> _Aim of the exercise_:
In which lines of the data does the string "JSON" appear? Copy every one.

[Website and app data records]
Content starts
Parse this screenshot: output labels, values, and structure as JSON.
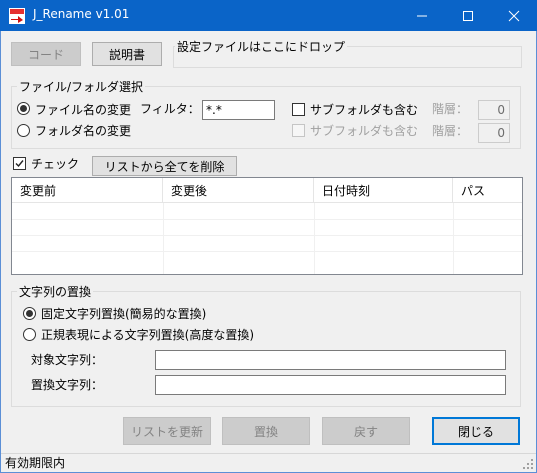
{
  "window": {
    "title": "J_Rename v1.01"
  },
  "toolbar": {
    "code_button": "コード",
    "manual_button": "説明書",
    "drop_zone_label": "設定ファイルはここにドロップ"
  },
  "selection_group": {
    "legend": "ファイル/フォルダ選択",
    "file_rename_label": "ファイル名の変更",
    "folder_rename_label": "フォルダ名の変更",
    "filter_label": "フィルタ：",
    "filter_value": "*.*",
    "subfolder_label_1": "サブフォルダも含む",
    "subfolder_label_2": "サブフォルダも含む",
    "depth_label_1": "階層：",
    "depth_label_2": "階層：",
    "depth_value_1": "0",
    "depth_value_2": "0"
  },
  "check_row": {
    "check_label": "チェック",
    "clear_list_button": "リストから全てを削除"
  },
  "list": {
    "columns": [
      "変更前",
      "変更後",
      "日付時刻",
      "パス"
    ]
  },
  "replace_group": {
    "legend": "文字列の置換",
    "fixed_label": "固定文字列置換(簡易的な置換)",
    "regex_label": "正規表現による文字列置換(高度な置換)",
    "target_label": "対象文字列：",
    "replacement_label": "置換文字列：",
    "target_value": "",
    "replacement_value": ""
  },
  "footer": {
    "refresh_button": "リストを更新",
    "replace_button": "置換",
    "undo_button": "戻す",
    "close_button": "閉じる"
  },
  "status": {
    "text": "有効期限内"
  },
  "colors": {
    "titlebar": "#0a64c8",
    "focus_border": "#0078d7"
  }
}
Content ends
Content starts
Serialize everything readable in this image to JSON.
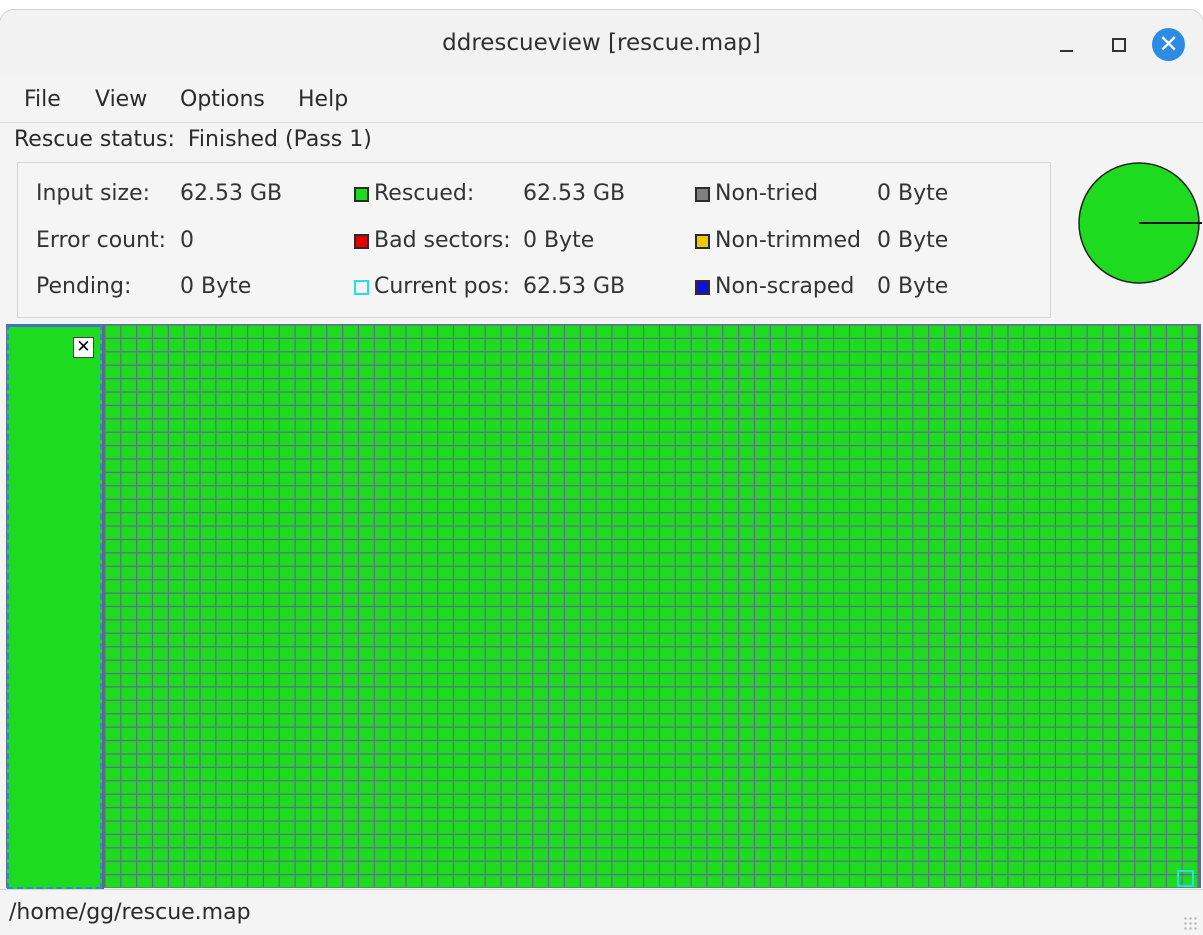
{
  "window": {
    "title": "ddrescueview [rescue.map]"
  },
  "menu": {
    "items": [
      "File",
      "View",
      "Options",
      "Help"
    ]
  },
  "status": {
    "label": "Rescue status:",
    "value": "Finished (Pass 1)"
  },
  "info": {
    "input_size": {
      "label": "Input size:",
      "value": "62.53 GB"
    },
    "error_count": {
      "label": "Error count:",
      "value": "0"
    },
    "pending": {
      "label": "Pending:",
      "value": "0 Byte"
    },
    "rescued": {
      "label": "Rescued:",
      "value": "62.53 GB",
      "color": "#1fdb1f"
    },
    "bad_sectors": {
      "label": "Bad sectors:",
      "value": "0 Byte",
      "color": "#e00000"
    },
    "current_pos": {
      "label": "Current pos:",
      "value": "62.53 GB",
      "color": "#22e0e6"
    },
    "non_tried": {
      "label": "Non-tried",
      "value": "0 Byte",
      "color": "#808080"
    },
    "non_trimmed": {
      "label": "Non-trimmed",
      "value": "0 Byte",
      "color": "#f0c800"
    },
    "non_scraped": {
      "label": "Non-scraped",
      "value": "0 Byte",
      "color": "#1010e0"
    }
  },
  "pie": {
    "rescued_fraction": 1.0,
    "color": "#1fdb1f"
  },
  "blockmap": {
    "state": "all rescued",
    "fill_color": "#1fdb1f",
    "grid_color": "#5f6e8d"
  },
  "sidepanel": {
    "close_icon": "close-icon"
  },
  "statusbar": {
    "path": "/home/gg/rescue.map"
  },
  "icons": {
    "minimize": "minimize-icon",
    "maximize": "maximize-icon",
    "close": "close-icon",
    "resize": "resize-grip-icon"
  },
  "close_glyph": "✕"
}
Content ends
> _Answer box_:
Parse this screenshot: output labels, values, and structure as JSON.
Serialize everything readable in this image to JSON.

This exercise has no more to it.